    I would prefer to keep Gagner unless a deal for a good young defenseman was available. For example, Gormley, Blum, of Bogosian… someone of that age range and caliber.

  • I think Sam’s upside, which I believe he will get to, is a first line complimentary player. The guy who scores ten to fifteen points less than his more prolific line-mates, but complements the game of other players on his line well. The fact that he’s produced results playing multiple forward positions is a good sign–it means that if they want to move Hall to centre someday and run a one-two punch down the middle of Nugent-Hopkins and Hall, or drop Eberle down a line to mop up some weaker competition, he could slide into the number one line. Maybe he scores seventy points playing alongside Nugent-Hopkins and Hall, who each pot eighty five? I could see that happening.

    But what I don’t know is in what universe that Sam Gagner is not already a proven second line player. Has anyone actually LOOKED at how many points second line quality players actually score? It’s in the range of 40-50 points. You know how much Gagner scores? About 40-50 points. He’s been a little better than that this year, though, after getting a bit healthier.

    And here’s one point to consider; for those frustrated with Gagner’s lack of progress, it’s worth noting that he has been playing in a league that has had its offense dropping every year since the lockout, if I recall correctly. Under those circumstances, stalled production could be considered incremental progress.

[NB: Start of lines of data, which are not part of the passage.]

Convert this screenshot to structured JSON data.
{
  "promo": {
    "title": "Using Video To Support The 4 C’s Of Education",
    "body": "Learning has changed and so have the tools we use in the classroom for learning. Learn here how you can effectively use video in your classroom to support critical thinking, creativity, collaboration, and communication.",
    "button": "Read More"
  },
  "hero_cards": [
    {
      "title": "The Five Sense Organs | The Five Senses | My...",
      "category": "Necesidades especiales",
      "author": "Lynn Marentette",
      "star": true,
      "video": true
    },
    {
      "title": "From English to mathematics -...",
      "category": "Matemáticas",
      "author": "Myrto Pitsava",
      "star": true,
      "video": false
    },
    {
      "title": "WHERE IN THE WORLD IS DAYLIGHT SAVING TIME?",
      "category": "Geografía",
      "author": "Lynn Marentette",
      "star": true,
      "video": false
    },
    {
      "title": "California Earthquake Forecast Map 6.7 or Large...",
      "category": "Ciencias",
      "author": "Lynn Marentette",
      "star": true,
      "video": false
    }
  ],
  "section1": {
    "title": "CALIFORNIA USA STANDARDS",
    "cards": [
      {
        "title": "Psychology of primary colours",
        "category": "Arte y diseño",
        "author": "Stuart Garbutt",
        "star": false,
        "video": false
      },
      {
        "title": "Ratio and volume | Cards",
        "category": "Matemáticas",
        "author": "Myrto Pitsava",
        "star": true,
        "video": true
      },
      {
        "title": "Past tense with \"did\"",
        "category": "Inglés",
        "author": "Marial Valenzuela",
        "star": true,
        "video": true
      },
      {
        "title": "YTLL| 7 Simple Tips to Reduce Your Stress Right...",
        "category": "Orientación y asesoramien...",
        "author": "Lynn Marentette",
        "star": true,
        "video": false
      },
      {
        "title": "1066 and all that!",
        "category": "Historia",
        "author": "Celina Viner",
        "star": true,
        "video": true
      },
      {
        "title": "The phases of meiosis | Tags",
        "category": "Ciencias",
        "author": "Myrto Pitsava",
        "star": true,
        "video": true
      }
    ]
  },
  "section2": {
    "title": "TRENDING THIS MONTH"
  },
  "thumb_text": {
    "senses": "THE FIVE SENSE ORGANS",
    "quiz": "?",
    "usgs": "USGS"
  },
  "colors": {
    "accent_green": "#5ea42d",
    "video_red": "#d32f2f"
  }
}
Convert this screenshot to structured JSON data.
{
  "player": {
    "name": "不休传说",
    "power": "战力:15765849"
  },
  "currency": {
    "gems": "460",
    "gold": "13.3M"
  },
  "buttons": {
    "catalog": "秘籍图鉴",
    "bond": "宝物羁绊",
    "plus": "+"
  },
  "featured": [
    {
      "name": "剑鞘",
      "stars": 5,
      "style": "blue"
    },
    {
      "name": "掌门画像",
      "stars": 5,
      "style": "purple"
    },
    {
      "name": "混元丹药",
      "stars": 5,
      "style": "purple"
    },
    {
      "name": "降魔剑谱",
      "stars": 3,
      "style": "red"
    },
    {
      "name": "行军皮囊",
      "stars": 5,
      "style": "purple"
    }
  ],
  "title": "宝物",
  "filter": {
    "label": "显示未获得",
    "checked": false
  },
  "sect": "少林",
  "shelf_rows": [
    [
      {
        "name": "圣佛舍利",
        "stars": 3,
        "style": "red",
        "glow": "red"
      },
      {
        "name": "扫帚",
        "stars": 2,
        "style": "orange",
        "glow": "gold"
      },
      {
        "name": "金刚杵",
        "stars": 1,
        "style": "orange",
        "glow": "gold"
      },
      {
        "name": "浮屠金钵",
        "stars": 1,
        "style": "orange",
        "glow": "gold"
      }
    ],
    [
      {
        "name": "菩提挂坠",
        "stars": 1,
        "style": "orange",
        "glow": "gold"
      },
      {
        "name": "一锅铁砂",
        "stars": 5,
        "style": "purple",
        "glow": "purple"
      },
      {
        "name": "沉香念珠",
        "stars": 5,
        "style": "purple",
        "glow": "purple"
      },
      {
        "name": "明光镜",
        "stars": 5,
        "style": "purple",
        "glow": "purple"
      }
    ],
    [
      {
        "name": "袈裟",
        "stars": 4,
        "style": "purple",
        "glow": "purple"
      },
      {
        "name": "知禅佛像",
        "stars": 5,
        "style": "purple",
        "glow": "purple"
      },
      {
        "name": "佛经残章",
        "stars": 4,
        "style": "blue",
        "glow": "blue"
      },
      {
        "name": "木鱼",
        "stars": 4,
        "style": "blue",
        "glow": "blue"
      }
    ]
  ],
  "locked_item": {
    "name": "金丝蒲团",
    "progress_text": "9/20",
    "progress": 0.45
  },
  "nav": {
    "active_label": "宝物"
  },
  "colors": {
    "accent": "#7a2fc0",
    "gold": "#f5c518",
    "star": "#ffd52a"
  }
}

    I think Gagner has at least a bit more production at him. Worst case scenario, he ends up being a pretty good second line winger.

  • I did point it out…in significant detail.

    He listed 3 players and their height and gave us no other points of comparison to work with. I don’t have to twist anything.

    *IF* his point is that Comrie failed because of his style of play then there is absolutely no basis for comparison because Gagner plays very differently. The only comparison he made between them was height.

    “FYI” The NHL lists him as 5’11.

    So does Hockey-reference.

    I’m not sure why you consider hockeydb to be a better source than the league.